+++ GIVEN ENTRIES +++

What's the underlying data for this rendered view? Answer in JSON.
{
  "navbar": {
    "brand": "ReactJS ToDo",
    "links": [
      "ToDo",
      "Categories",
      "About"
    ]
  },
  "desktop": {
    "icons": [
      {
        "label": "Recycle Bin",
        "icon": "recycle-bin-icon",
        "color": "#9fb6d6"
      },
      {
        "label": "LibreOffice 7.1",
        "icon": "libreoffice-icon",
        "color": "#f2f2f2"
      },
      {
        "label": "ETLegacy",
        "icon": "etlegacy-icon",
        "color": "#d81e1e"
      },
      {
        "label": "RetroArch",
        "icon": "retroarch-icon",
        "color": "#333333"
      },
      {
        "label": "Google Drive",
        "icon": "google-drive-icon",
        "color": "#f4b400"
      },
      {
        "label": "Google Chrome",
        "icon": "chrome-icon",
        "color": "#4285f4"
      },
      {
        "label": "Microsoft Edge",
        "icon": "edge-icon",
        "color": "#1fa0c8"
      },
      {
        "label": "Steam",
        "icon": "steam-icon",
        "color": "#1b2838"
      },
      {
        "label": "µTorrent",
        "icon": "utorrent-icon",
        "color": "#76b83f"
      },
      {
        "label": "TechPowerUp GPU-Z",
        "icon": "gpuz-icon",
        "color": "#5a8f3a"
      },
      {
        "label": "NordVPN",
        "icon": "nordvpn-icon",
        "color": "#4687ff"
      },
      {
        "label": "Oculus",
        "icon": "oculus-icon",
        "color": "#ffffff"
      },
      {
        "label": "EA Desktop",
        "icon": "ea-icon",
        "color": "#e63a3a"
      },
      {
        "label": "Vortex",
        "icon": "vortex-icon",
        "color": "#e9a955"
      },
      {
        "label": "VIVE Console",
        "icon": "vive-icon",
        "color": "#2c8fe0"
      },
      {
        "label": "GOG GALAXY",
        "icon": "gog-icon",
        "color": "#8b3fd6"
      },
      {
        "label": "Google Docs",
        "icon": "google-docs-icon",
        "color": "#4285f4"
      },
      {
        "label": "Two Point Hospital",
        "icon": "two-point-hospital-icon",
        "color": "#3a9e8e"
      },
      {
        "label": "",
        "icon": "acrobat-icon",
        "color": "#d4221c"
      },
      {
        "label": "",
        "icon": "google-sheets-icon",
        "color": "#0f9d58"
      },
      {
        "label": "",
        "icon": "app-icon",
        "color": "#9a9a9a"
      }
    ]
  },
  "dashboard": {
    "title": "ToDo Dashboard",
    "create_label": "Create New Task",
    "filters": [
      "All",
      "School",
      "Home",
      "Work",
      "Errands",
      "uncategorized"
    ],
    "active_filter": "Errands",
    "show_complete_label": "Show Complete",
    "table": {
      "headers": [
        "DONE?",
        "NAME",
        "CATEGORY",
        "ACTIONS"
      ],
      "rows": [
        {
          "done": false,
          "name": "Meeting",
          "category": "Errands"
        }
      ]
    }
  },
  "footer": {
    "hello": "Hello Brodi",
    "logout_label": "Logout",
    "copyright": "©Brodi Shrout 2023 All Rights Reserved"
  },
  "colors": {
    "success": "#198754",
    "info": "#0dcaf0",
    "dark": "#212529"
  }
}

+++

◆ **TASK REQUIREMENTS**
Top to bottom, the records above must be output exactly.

◆ **REPLY TO THE TASK**
What's the underlying data for this rendered view? Answer in JSON.
{
  "navbar": {
    "brand": "ReactJS ToDo",
    "links": [
      "ToDo",
      "Categories",
      "About"
    ]
  },
  "desktop": {
    "icons": [
      {
        "label": "Recycle Bin",
        "icon": "recycle-bin-icon",
        "color": "#9fb6d6"
      },
      {
        "label": "LibreOffice 7.1",
        "icon": "libreoffice-icon",
        "color": "#f2f2f2"
      },
      {
        "label": "ETLegacy",
        "icon": "etlegacy-icon",
        "color": "#d81e1e"
      },
      {
        "label": "RetroArch",
        "icon": "retroarch-icon",
        "color": "#333333"
      },
      {
        "label": "Google Drive",
        "icon": "google-drive-icon",
        "color": "#f4b400"
      },
      {
        "label": "Google Chrome",
        "icon": "chrome-icon",
        "color": "#4285f4"
      },
      {
        "label": "Microsoft Edge",
        "icon": "edge-icon",
        "color": "#1fa0c8"
      },
      {
        "label": "Steam",
        "icon": "steam-icon",
        "color": "#1b2838"
      },
      {
        "label": "µTorrent",
        "icon": "utorrent-icon",
        "color": "#76b83f"
      },
      {
        "label": "TechPowerUp GPU-Z",
        "icon": "gpuz-icon",
        "color": "#5a8f3a"
      },
      {
        "label": "NordVPN",
        "icon": "nordvpn-icon",
        "color": "#4687ff"
      },
      {
        "label": "Oculus",
        "icon": "oculus-icon",
        "color": "#ffffff"
      },
      {
        "label": "EA Desktop",
        "icon": "ea-icon",
        "color": "#e63a3a"
      },
      {
        "label": "Vortex",
        "icon": "vortex-icon",
        "color": "#e9a955"
      },
      {
        "label": "VIVE Console",
        "icon": "vive-icon",
        "color": "#2c8fe0"
      },
      {
        "label": "GOG GALAXY",
        "icon": "gog-icon",
        "color": "#8b3fd6"
      },
      {
        "label": "Google Docs",
        "icon": "google-docs-icon",
        "color": "#4285f4"
      },
      {
        "label": "Two Point Hospital",
        "icon": "two-point-hospital-icon",
        "color": "#3a9e8e"
      },
      {
        "label": "",
        "icon": "acrobat-icon",
        "color": "#d4221c"
      },
      {
        "label": "",
        "icon": "google-sheets-icon",
        "color": "#0f9d58"
      },
      {
        "label": "",
        "icon": "app-icon",
        "color": "#9a9a9a"
      }
    ]
  },
  "dashboard": {
    "title": "ToDo Dashboard",
    "create_label": "Create New Task",
    "filters": [
      "All",
      "School",
      "Home",
      "Work",
      "Errands",
      "uncategorized"
    ],
    "active_filter": "Errands",
    "show_complete_label": "Show Complete",
    "table": {
      "headers": [
        "DONE?",
        "NAME",
        "CATEGORY",
        "ACTIONS"
      ],
      "rows": [
        {
          "done": false,
          "name": "Meeting",
          "category": "Errands"
        }
      ]
    }
  },
  "footer": {
    "hello": "Hello Brodi",
    "logout_label": "Logout",
    "copyright": "©Brodi Shrout 2023 All Rights Reserved"
  },
  "colors": {
    "success": "#198754",
    "info": "#0dcaf0",
    "dark": "#212529"
  }
}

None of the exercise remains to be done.